## Input:
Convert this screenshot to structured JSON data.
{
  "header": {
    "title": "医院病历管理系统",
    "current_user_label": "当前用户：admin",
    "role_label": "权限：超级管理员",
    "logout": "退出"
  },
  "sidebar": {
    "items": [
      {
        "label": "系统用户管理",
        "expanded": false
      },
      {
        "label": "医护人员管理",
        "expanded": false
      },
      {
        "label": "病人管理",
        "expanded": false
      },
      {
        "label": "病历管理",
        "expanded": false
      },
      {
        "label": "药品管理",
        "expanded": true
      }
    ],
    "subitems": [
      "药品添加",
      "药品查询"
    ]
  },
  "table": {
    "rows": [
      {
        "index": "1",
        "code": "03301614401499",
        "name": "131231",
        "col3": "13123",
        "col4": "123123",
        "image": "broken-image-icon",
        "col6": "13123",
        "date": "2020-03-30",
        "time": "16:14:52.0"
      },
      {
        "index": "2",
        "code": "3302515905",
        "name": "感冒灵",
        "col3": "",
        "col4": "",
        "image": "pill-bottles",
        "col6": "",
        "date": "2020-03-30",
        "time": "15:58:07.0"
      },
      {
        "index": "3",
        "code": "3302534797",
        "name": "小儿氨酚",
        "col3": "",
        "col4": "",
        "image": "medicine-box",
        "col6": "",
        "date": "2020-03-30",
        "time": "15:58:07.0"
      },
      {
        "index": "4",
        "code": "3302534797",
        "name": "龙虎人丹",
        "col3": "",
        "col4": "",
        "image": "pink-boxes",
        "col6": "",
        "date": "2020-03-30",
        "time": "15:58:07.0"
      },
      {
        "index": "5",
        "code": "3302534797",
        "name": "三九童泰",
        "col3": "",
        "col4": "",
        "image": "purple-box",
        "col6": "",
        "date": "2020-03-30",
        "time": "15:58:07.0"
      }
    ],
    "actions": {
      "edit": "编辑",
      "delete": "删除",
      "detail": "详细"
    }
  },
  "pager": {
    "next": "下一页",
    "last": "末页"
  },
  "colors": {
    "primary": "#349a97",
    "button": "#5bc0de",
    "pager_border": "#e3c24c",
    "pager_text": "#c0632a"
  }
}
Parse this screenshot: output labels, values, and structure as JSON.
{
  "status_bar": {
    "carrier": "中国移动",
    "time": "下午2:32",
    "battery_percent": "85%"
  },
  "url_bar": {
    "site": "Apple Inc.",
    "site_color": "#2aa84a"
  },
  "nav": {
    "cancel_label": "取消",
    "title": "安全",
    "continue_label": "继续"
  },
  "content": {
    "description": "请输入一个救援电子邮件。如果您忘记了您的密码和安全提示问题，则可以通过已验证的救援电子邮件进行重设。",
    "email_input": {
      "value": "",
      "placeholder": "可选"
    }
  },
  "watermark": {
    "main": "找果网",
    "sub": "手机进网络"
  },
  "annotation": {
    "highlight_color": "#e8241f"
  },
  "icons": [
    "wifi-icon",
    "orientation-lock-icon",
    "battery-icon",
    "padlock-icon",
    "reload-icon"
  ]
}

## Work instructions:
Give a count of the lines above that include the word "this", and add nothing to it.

## Task result:
2